▸ Task details
Restate the records below word for word, leaving nothing out.

(Records for the exercise begins)

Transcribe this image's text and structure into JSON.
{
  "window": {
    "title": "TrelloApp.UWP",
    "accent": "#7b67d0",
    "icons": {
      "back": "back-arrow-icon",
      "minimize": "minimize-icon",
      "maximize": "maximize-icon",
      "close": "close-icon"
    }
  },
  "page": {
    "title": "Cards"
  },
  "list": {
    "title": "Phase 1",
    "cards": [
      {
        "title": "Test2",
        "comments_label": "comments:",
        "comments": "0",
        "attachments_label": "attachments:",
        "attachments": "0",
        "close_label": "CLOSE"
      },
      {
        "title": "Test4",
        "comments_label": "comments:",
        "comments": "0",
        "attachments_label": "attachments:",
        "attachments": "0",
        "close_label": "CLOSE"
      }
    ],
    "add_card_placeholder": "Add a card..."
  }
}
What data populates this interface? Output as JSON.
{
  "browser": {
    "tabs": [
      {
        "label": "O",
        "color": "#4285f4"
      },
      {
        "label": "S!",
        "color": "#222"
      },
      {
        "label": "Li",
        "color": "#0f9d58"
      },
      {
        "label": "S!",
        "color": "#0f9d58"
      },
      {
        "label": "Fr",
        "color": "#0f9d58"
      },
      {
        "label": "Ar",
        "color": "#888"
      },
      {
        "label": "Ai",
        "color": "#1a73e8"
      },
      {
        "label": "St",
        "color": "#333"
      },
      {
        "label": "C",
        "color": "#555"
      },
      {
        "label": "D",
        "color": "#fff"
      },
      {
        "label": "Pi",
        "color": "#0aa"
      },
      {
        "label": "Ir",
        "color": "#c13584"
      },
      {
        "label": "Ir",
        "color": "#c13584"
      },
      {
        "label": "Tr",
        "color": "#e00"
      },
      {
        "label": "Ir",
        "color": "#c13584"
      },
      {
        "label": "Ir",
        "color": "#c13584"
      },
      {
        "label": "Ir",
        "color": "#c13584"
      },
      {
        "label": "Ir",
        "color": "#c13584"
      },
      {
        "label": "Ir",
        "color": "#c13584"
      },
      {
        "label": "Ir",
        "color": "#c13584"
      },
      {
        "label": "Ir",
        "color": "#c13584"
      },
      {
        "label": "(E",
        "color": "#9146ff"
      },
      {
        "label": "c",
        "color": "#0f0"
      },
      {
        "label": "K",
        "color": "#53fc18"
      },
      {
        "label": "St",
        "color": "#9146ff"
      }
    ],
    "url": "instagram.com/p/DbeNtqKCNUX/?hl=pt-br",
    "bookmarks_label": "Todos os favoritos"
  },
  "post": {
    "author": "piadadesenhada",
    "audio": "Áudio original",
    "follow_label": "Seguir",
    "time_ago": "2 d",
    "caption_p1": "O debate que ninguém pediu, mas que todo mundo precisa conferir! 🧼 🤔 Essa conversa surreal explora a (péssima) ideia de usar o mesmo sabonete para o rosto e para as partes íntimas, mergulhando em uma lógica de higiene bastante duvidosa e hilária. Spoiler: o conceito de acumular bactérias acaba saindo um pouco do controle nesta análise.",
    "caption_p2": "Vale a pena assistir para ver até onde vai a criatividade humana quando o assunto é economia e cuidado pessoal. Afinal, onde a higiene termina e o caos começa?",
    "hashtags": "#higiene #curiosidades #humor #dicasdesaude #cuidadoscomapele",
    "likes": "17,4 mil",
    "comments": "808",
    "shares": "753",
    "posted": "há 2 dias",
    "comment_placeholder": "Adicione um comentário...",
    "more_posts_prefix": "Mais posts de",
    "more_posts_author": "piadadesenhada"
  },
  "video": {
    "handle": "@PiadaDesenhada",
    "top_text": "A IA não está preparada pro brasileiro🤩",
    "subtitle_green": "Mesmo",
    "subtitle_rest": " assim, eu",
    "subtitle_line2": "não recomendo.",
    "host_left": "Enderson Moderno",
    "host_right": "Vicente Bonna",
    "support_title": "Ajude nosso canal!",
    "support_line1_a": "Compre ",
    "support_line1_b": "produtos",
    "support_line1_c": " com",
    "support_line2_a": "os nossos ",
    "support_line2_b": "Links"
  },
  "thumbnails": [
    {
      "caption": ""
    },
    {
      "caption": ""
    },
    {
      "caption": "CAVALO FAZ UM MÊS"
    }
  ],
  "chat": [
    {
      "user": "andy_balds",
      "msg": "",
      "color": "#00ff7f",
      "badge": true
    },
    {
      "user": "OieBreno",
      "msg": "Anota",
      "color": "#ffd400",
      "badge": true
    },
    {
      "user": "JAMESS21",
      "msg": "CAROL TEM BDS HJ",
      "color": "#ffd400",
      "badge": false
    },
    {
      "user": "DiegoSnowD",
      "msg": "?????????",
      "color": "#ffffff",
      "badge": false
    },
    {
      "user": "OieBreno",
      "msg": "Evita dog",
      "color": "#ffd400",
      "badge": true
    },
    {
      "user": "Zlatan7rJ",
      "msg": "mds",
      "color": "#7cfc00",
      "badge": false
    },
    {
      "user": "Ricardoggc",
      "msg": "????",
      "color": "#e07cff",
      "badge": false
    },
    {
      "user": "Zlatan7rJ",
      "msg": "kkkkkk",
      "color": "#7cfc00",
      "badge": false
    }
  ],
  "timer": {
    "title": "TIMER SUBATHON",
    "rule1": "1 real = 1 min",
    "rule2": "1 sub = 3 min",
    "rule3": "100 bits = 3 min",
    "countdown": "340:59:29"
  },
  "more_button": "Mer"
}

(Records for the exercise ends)

▸ Worked solution
Transcribe this image's text and structure into JSON.
{
  "window": {
    "title": "TrelloApp.UWP",
    "accent": "#7b67d0",
    "icons": {
      "back": "back-arrow-icon",
      "minimize": "minimize-icon",
      "maximize": "maximize-icon",
      "close": "close-icon"
    }
  },
  "page": {
    "title": "Cards"
  },
  "list": {
    "title": "Phase 1",
    "cards": [
      {
        "title": "Test2",
        "comments_label": "comments:",
        "comments": "0",
        "attachments_label": "attachments:",
        "attachments": "0",
        "close_label": "CLOSE"
      },
      {
        "title": "Test4",
        "comments_label": "comments:",
        "comments": "0",
        "attachments_label": "attachments:",
        "attachments": "0",
        "close_label": "CLOSE"
      }
    ],
    "add_card_placeholder": "Add a card..."
  }
}
What data populates this interface? Output as JSON.
{
  "browser": {
    "tabs": [
      {
        "label": "O",
        "color": "#4285f4"
      },
      {
        "label": "S!",
        "color": "#222"
      },
      {
        "label": "Li",
        "color": "#0f9d58"
      },
      {
        "label": "S!",
        "color": "#0f9d58"
      },
      {
        "label": "Fr",
        "color": "#0f9d58"
      },
      {
        "label": "Ar",
        "color": "#888"
      },
      {
        "label": "Ai",
        "color": "#1a73e8"
      },
      {
        "label": "St",
        "color": "#333"
      },
      {
        "label": "C",
        "color": "#555"
      },
      {
        "label": "D",
        "color": "#fff"
      },
      {
        "label": "Pi",
        "color": "#0aa"
      },
      {
        "label": "Ir",
        "color": "#c13584"
      },
      {
        "label": "Ir",
        "color": "#c13584"
      },
      {
        "label": "Tr",
        "color": "#e00"
      },
      {
        "label": "Ir",
        "color": "#c13584"
      },
      {
        "label": "Ir",
        "color": "#c13584"
      },
      {
        "label": "Ir",
        "color": "#c13584"
      },
      {
        "label": "Ir",
        "color": "#c13584"
      },
      {
        "label": "Ir",
        "color": "#c13584"
      },
      {
        "label": "Ir",
        "color": "#c13584"
      },
      {
        "label": "Ir",
        "color": "#c13584"
      },
      {
        "label": "(E",
        "color": "#9146ff"
      },
      {
        "label": "c",
        "color": "#0f0"
      },
      {
        "label": "K",
        "color": "#53fc18"
      },
      {
        "label": "St",
        "color": "#9146ff"
      }
    ],
    "url": "instagram.com/p/DbeNtqKCNUX/?hl=pt-br",
    "bookmarks_label": "Todos os favoritos"
  },
  "post": {
    "author": "piadadesenhada",
    "audio": "Áudio original",
    "follow_label": "Seguir",
    "time_ago": "2 d",
    "caption_p1": "O debate que ninguém pediu, mas que todo mundo precisa conferir! 🧼 🤔 Essa conversa surreal explora a (péssima) ideia de usar o mesmo sabonete para o rosto e para as partes íntimas, mergulhando em uma lógica de higiene bastante duvidosa e hilária. Spoiler: o conceito de acumular bactérias acaba saindo um pouco do controle nesta análise.",
    "caption_p2": "Vale a pena assistir para ver até onde vai a criatividade humana quando o assunto é economia e cuidado pessoal. Afinal, onde a higiene termina e o caos começa?",
    "hashtags": "#higiene #curiosidades #humor #dicasdesaude #cuidadoscomapele",
    "likes": "17,4 mil",
    "comments": "808",
    "shares": "753",
    "posted": "há 2 dias",
    "comment_placeholder": "Adicione um comentário...",
    "more_posts_prefix": "Mais posts de",
    "more_posts_author": "piadadesenhada"
  },
  "video": {
    "handle": "@PiadaDesenhada",
    "top_text": "A IA não está preparada pro brasileiro🤩",
    "subtitle_green": "Mesmo",
    "subtitle_rest": " assim, eu",
    "subtitle_line2": "não recomendo.",
    "host_left": "Enderson Moderno",
    "host_right": "Vicente Bonna",
    "support_title": "Ajude nosso canal!",
    "support_line1_a": "Compre ",
    "support_line1_b": "produtos",
    "support_line1_c": " com",
    "support_line2_a": "os nossos ",
    "support_line2_b": "Links"
  },
  "thumbnails": [
    {
      "caption": ""
    },
    {
      "caption": ""
    },
    {
      "caption": "CAVALO FAZ UM MÊS"
    }
  ],
  "chat": [
    {
      "user": "andy_balds",
      "msg": "",
      "color": "#00ff7f",
      "badge": true
    },
    {
      "user": "OieBreno",
      "msg": "Anota",
      "color": "#ffd400",
      "badge": true
    },
    {
      "user": "JAMESS21",
      "msg": "CAROL TEM BDS HJ",
      "color": "#ffd400",
      "badge": false
    },
    {
      "user": "DiegoSnowD",
      "msg": "?????????",
      "color": "#ffffff",
      "badge": false
    },
    {
      "user": "OieBreno",
      "msg": "Evita dog",
      "color": "#ffd400",
      "badge": true
    },
    {
      "user": "Zlatan7rJ",
      "msg": "mds",
      "color": "#7cfc00",
      "badge": false
    },
    {
      "user": "Ricardoggc",
      "msg": "????",
      "color": "#e07cff",
      "badge": false
    },
    {
      "user": "Zlatan7rJ",
      "msg": "kkkkkk",
      "color": "#7cfc00",
      "badge": false
    }
  ],
  "timer": {
    "title": "TIMER SUBATHON",
    "rule1": "1 real = 1 min",
    "rule2": "1 sub = 3 min",
    "rule3": "100 bits = 3 min",
    "countdown": "340:59:29"
  },
  "more_button": "Mer"
}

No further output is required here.